**Task details**
Find "Extract the structured" in the records that follow; print that line and each subsequent line through the last one, verbatim and with nothing added.

**Input**

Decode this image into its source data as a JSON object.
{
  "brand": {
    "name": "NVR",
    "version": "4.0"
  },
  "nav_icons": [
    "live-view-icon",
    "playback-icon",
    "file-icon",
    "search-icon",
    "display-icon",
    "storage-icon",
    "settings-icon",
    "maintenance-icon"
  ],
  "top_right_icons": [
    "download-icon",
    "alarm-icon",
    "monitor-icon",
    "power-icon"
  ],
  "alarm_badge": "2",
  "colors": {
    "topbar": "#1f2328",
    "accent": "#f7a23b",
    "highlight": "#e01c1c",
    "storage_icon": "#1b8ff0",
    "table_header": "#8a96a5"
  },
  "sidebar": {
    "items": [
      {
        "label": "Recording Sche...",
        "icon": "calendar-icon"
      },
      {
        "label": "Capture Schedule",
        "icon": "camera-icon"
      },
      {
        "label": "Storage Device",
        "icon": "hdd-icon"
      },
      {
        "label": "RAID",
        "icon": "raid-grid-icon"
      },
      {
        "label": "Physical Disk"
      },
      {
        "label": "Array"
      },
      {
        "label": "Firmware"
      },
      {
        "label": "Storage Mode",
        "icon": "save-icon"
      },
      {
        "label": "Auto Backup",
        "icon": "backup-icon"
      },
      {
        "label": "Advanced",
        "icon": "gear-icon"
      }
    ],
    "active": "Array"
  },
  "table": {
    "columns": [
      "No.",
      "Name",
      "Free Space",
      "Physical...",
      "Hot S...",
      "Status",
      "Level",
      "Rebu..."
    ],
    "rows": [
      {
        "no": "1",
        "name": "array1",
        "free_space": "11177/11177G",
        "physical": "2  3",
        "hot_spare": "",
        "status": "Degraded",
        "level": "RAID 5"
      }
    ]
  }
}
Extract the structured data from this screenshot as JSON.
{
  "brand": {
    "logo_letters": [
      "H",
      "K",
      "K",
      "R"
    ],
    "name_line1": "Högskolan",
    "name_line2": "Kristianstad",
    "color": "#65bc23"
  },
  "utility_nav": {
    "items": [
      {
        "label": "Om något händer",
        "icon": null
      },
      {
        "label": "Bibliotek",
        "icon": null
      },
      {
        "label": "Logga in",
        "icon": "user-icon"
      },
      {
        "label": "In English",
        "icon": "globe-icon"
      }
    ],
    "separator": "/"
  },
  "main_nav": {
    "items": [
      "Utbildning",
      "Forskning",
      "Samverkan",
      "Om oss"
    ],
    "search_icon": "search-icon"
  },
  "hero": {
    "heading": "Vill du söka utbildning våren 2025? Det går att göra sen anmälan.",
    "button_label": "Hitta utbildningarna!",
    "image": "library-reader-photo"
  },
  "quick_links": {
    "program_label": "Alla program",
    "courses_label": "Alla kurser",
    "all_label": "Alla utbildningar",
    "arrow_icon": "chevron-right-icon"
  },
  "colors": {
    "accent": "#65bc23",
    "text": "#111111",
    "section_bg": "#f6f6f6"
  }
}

**Reply**
Extract the structured data from this screenshot as JSON.
{
  "brand": {
    "logo_letters": [
      "H",
      "K",
      "K",
      "R"
    ],
    "name_line1": "Högskolan",
    "name_line2": "Kristianstad",
    "color": "#65bc23"
  },
  "utility_nav": {
    "items": [
      {
        "label": "Om något händer",
        "icon": null
      },
      {
        "label": "Bibliotek",
        "icon": null
      },
      {
        "label": "Logga in",
        "icon": "user-icon"
      },
      {
        "label": "In English",
        "icon": "globe-icon"
      }
    ],
    "separator": "/"
  },
  "main_nav": {
    "items": [
      "Utbildning",
      "Forskning",
      "Samverkan",
      "Om oss"
    ],
    "search_icon": "search-icon"
  },
  "hero": {
    "heading": "Vill du söka utbildning våren 2025? Det går att göra sen anmälan.",
    "button_label": "Hitta utbildningarna!",
    "image": "library-reader-photo"
  },
  "quick_links": {
    "program_label": "Alla program",
    "courses_label": "Alla kurser",
    "all_label": "Alla utbildningar",
    "arrow_icon": "chevron-right-icon"
  },
  "colors": {
    "accent": "#65bc23",
    "text": "#111111",
    "section_bg": "#f6f6f6"
  }
}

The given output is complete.